===== Records shown
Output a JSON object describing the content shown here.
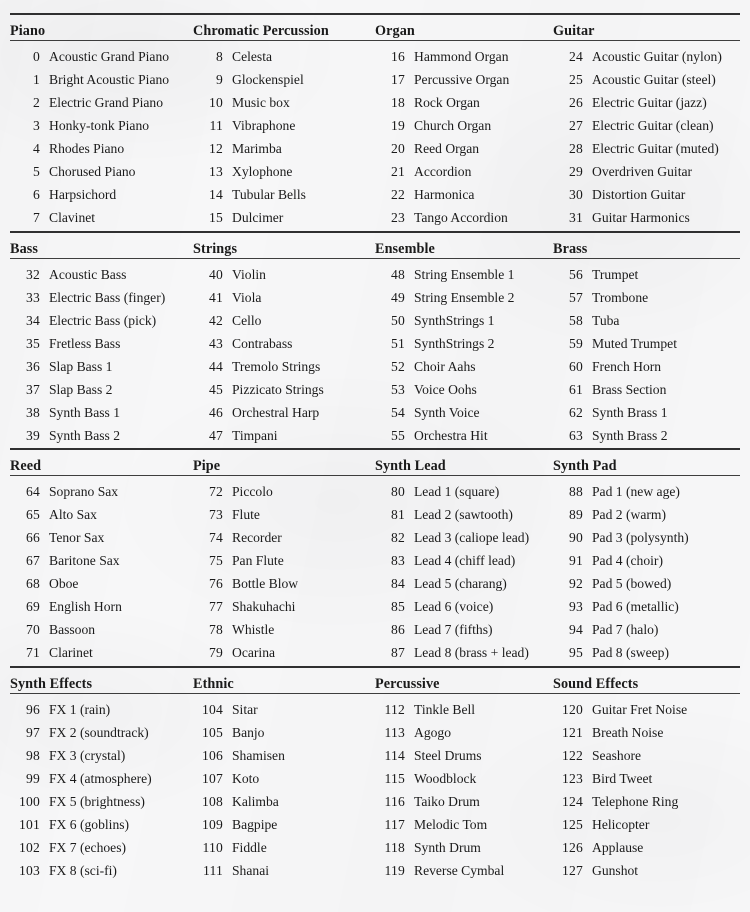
{
  "document": {
    "type": "general-midi-instrument-patch-map",
    "page_background_color": "#f7f7f8",
    "ink_color": "#1b1b1b",
    "column_count": 4,
    "rows_per_block": 8,
    "block_count": 4,
    "rule_color": "#141414"
  },
  "blocks": [
    {
      "headers": [
        "Piano",
        "Chromatic Percussion",
        "Organ",
        "Guitar"
      ],
      "columns": [
        {
          "header": "Piano",
          "entries": [
            {
              "num": "0",
              "name": "Acoustic Grand Piano"
            },
            {
              "num": "1",
              "name": "Bright Acoustic Piano"
            },
            {
              "num": "2",
              "name": "Electric Grand Piano"
            },
            {
              "num": "3",
              "name": "Honky-tonk Piano"
            },
            {
              "num": "4",
              "name": "Rhodes Piano"
            },
            {
              "num": "5",
              "name": "Chorused Piano"
            },
            {
              "num": "6",
              "name": "Harpsichord"
            },
            {
              "num": "7",
              "name": "Clavinet"
            }
          ]
        },
        {
          "header": "Chromatic Percussion",
          "entries": [
            {
              "num": "8",
              "name": "Celesta"
            },
            {
              "num": "9",
              "name": "Glockenspiel"
            },
            {
              "num": "10",
              "name": "Music box"
            },
            {
              "num": "11",
              "name": "Vibraphone"
            },
            {
              "num": "12",
              "name": "Marimba"
            },
            {
              "num": "13",
              "name": "Xylophone"
            },
            {
              "num": "14",
              "name": "Tubular Bells"
            },
            {
              "num": "15",
              "name": "Dulcimer"
            }
          ]
        },
        {
          "header": "Organ",
          "entries": [
            {
              "num": "16",
              "name": "Hammond Organ"
            },
            {
              "num": "17",
              "name": "Percussive Organ"
            },
            {
              "num": "18",
              "name": "Rock Organ"
            },
            {
              "num": "19",
              "name": "Church Organ"
            },
            {
              "num": "20",
              "name": "Reed Organ"
            },
            {
              "num": "21",
              "name": "Accordion"
            },
            {
              "num": "22",
              "name": "Harmonica"
            },
            {
              "num": "23",
              "name": "Tango Accordion"
            }
          ]
        },
        {
          "header": "Guitar",
          "entries": [
            {
              "num": "24",
              "name": "Acoustic Guitar (nylon)"
            },
            {
              "num": "25",
              "name": "Acoustic Guitar (steel)"
            },
            {
              "num": "26",
              "name": "Electric Guitar (jazz)"
            },
            {
              "num": "27",
              "name": "Electric Guitar (clean)"
            },
            {
              "num": "28",
              "name": "Electric Guitar (muted)"
            },
            {
              "num": "29",
              "name": "Overdriven Guitar"
            },
            {
              "num": "30",
              "name": "Distortion Guitar"
            },
            {
              "num": "31",
              "name": "Guitar Harmonics"
            }
          ]
        }
      ]
    },
    {
      "headers": [
        "Bass",
        "Strings",
        "Ensemble",
        "Brass"
      ],
      "columns": [
        {
          "header": "Bass",
          "entries": [
            {
              "num": "32",
              "name": "Acoustic Bass"
            },
            {
              "num": "33",
              "name": "Electric Bass (finger)"
            },
            {
              "num": "34",
              "name": "Electric Bass (pick)"
            },
            {
              "num": "35",
              "name": "Fretless Bass"
            },
            {
              "num": "36",
              "name": "Slap Bass 1"
            },
            {
              "num": "37",
              "name": "Slap Bass 2"
            },
            {
              "num": "38",
              "name": "Synth Bass 1"
            },
            {
              "num": "39",
              "name": "Synth Bass 2"
            }
          ]
        },
        {
          "header": "Strings",
          "entries": [
            {
              "num": "40",
              "name": "Violin"
            },
            {
              "num": "41",
              "name": "Viola"
            },
            {
              "num": "42",
              "name": "Cello"
            },
            {
              "num": "43",
              "name": "Contrabass"
            },
            {
              "num": "44",
              "name": "Tremolo Strings"
            },
            {
              "num": "45",
              "name": "Pizzicato Strings"
            },
            {
              "num": "46",
              "name": "Orchestral Harp"
            },
            {
              "num": "47",
              "name": "Timpani"
            }
          ]
        },
        {
          "header": "Ensemble",
          "entries": [
            {
              "num": "48",
              "name": "String Ensemble 1"
            },
            {
              "num": "49",
              "name": "String Ensemble 2"
            },
            {
              "num": "50",
              "name": "SynthStrings 1"
            },
            {
              "num": "51",
              "name": "SynthStrings 2"
            },
            {
              "num": "52",
              "name": "Choir Aahs"
            },
            {
              "num": "53",
              "name": "Voice Oohs"
            },
            {
              "num": "54",
              "name": "Synth Voice"
            },
            {
              "num": "55",
              "name": "Orchestra Hit"
            }
          ]
        },
        {
          "header": "Brass",
          "entries": [
            {
              "num": "56",
              "name": "Trumpet"
            },
            {
              "num": "57",
              "name": "Trombone"
            },
            {
              "num": "58",
              "name": "Tuba"
            },
            {
              "num": "59",
              "name": "Muted Trumpet"
            },
            {
              "num": "60",
              "name": "French Horn"
            },
            {
              "num": "61",
              "name": "Brass Section"
            },
            {
              "num": "62",
              "name": "Synth Brass 1"
            },
            {
              "num": "63",
              "name": "Synth Brass 2"
            }
          ]
        }
      ]
    },
    {
      "headers": [
        "Reed",
        "Pipe",
        "Synth Lead",
        "Synth Pad"
      ],
      "columns": [
        {
          "header": "Reed",
          "entries": [
            {
              "num": "64",
              "name": "Soprano Sax"
            },
            {
              "num": "65",
              "name": "Alto Sax"
            },
            {
              "num": "66",
              "name": "Tenor Sax"
            },
            {
              "num": "67",
              "name": "Baritone Sax"
            },
            {
              "num": "68",
              "name": "Oboe"
            },
            {
              "num": "69",
              "name": "English Horn"
            },
            {
              "num": "70",
              "name": "Bassoon"
            },
            {
              "num": "71",
              "name": "Clarinet"
            }
          ]
        },
        {
          "header": "Pipe",
          "entries": [
            {
              "num": "72",
              "name": "Piccolo"
            },
            {
              "num": "73",
              "name": "Flute"
            },
            {
              "num": "74",
              "name": "Recorder"
            },
            {
              "num": "75",
              "name": "Pan Flute"
            },
            {
              "num": "76",
              "name": "Bottle Blow"
            },
            {
              "num": "77",
              "name": "Shakuhachi"
            },
            {
              "num": "78",
              "name": "Whistle"
            },
            {
              "num": "79",
              "name": "Ocarina"
            }
          ]
        },
        {
          "header": "Synth Lead",
          "entries": [
            {
              "num": "80",
              "name": "Lead 1 (square)"
            },
            {
              "num": "81",
              "name": "Lead 2 (sawtooth)"
            },
            {
              "num": "82",
              "name": "Lead 3 (caliope lead)"
            },
            {
              "num": "83",
              "name": "Lead 4 (chiff lead)"
            },
            {
              "num": "84",
              "name": "Lead 5 (charang)"
            },
            {
              "num": "85",
              "name": "Lead 6 (voice)"
            },
            {
              "num": "86",
              "name": "Lead 7 (fifths)"
            },
            {
              "num": "87",
              "name": "Lead 8 (brass + lead)"
            }
          ]
        },
        {
          "header": "Synth Pad",
          "entries": [
            {
              "num": "88",
              "name": "Pad 1 (new age)"
            },
            {
              "num": "89",
              "name": "Pad 2 (warm)"
            },
            {
              "num": "90",
              "name": "Pad 3 (polysynth)"
            },
            {
              "num": "91",
              "name": "Pad 4 (choir)"
            },
            {
              "num": "92",
              "name": "Pad 5 (bowed)"
            },
            {
              "num": "93",
              "name": "Pad 6 (metallic)"
            },
            {
              "num": "94",
              "name": "Pad 7 (halo)"
            },
            {
              "num": "95",
              "name": "Pad 8 (sweep)"
            }
          ]
        }
      ]
    },
    {
      "headers": [
        "Synth Effects",
        "Ethnic",
        "Percussive",
        "Sound Effects"
      ],
      "columns": [
        {
          "header": "Synth Effects",
          "entries": [
            {
              "num": "96",
              "name": "FX 1 (rain)"
            },
            {
              "num": "97",
              "name": "FX 2 (soundtrack)"
            },
            {
              "num": "98",
              "name": "FX 3 (crystal)"
            },
            {
              "num": "99",
              "name": "FX 4 (atmosphere)"
            },
            {
              "num": "100",
              "name": "FX 5 (brightness)"
            },
            {
              "num": "101",
              "name": "FX 6 (goblins)"
            },
            {
              "num": "102",
              "name": "FX 7 (echoes)"
            },
            {
              "num": "103",
              "name": "FX 8 (sci-fi)"
            }
          ]
        },
        {
          "header": "Ethnic",
          "entries": [
            {
              "num": "104",
              "name": "Sitar"
            },
            {
              "num": "105",
              "name": "Banjo"
            },
            {
              "num": "106",
              "name": "Shamisen"
            },
            {
              "num": "107",
              "name": "Koto"
            },
            {
              "num": "108",
              "name": "Kalimba"
            },
            {
              "num": "109",
              "name": "Bagpipe"
            },
            {
              "num": "110",
              "name": "Fiddle"
            },
            {
              "num": "111",
              "name": "Shanai"
            }
          ]
        },
        {
          "header": "Percussive",
          "entries": [
            {
              "num": "112",
              "name": "Tinkle Bell"
            },
            {
              "num": "113",
              "name": "Agogo"
            },
            {
              "num": "114",
              "name": "Steel Drums"
            },
            {
              "num": "115",
              "name": "Woodblock"
            },
            {
              "num": "116",
              "name": "Taiko Drum"
            },
            {
              "num": "117",
              "name": "Melodic Tom"
            },
            {
              "num": "118",
              "name": "Synth Drum"
            },
            {
              "num": "119",
              "name": "Reverse Cymbal"
            }
          ]
        },
        {
          "header": "Sound Effects",
          "entries": [
            {
              "num": "120",
              "name": "Guitar Fret Noise"
            },
            {
              "num": "121",
              "name": "Breath Noise"
            },
            {
              "num": "122",
              "name": "Seashore"
            },
            {
              "num": "123",
              "name": "Bird Tweet"
            },
            {
              "num": "124",
              "name": "Telephone Ring"
            },
            {
              "num": "125",
              "name": "Helicopter"
            },
            {
              "num": "126",
              "name": "Applause"
            },
            {
              "num": "127",
              "name": "Gunshot"
            }
          ]
        }
      ]
    }
  ]
}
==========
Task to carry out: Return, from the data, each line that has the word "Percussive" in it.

Expected answer:
              "name": "Percussive Organ"
        "Percussive",
          "header": "Percussive",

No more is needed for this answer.